▶ [Work required]: Output every entry below exactly as it is written.

--- Data to use Enclosed Below ---

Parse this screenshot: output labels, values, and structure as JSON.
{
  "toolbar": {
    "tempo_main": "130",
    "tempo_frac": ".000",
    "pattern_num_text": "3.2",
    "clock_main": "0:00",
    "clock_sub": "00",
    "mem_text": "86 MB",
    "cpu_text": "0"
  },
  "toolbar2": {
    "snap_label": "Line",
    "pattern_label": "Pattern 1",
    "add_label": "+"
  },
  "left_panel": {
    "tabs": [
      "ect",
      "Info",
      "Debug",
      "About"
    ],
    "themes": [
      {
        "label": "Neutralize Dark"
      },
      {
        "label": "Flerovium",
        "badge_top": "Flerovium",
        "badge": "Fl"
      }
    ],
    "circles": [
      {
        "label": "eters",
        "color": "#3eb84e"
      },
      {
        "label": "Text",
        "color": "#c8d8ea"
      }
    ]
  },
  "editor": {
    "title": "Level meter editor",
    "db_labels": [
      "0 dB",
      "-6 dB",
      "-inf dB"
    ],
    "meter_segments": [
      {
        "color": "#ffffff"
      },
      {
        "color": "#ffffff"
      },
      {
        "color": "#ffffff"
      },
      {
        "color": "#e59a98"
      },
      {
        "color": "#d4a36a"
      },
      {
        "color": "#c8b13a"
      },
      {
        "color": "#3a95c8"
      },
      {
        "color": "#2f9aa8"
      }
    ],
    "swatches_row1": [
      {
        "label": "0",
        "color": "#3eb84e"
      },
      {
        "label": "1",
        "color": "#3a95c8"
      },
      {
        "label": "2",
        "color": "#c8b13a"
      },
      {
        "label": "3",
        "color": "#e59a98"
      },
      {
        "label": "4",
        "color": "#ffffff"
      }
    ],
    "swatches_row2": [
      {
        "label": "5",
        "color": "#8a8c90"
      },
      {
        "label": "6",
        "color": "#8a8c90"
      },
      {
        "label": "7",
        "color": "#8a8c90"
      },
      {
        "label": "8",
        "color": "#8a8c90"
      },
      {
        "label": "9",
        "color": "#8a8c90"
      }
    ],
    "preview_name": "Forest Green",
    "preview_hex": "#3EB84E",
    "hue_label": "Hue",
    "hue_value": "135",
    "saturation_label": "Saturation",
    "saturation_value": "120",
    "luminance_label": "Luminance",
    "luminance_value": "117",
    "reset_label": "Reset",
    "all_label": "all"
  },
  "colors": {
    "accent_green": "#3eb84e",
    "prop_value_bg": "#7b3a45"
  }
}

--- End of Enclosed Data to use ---

▶ [Response]:
Parse this screenshot: output labels, values, and structure as JSON.
{
  "toolbar": {
    "tempo_main": "130",
    "tempo_frac": ".000",
    "pattern_num_text": "3.2",
    "clock_main": "0:00",
    "clock_sub": "00",
    "mem_text": "86 MB",
    "cpu_text": "0"
  },
  "toolbar2": {
    "snap_label": "Line",
    "pattern_label": "Pattern 1",
    "add_label": "+"
  },
  "left_panel": {
    "tabs": [
      "ect",
      "Info",
      "Debug",
      "About"
    ],
    "themes": [
      {
        "label": "Neutralize Dark"
      },
      {
        "label": "Flerovium",
        "badge_top": "Flerovium",
        "badge": "Fl"
      }
    ],
    "circles": [
      {
        "label": "eters",
        "color": "#3eb84e"
      },
      {
        "label": "Text",
        "color": "#c8d8ea"
      }
    ]
  },
  "editor": {
    "title": "Level meter editor",
    "db_labels": [
      "0 dB",
      "-6 dB",
      "-inf dB"
    ],
    "meter_segments": [
      {
        "color": "#ffffff"
      },
      {
        "color": "#ffffff"
      },
      {
        "color": "#ffffff"
      },
      {
        "color": "#e59a98"
      },
      {
        "color": "#d4a36a"
      },
      {
        "color": "#c8b13a"
      },
      {
        "color": "#3a95c8"
      },
      {
        "color": "#2f9aa8"
      }
    ],
    "swatches_row1": [
      {
        "label": "0",
        "color": "#3eb84e"
      },
      {
        "label": "1",
        "color": "#3a95c8"
      },
      {
        "label": "2",
        "color": "#c8b13a"
      },
      {
        "label": "3",
        "color": "#e59a98"
      },
      {
        "label": "4",
        "color": "#ffffff"
      }
    ],
    "swatches_row2": [
      {
        "label": "5",
        "color": "#8a8c90"
      },
      {
        "label": "6",
        "color": "#8a8c90"
      },
      {
        "label": "7",
        "color": "#8a8c90"
      },
      {
        "label": "8",
        "color": "#8a8c90"
      },
      {
        "label": "9",
        "color": "#8a8c90"
      }
    ],
    "preview_name": "Forest Green",
    "preview_hex": "#3EB84E",
    "hue_label": "Hue",
    "hue_value": "135",
    "saturation_label": "Saturation",
    "saturation_value": "120",
    "luminance_label": "Luminance",
    "luminance_value": "117",
    "reset_label": "Reset",
    "all_label": "all"
  },
  "colors": {
    "accent_green": "#3eb84e",
    "prop_value_bg": "#7b3a45"
  }
}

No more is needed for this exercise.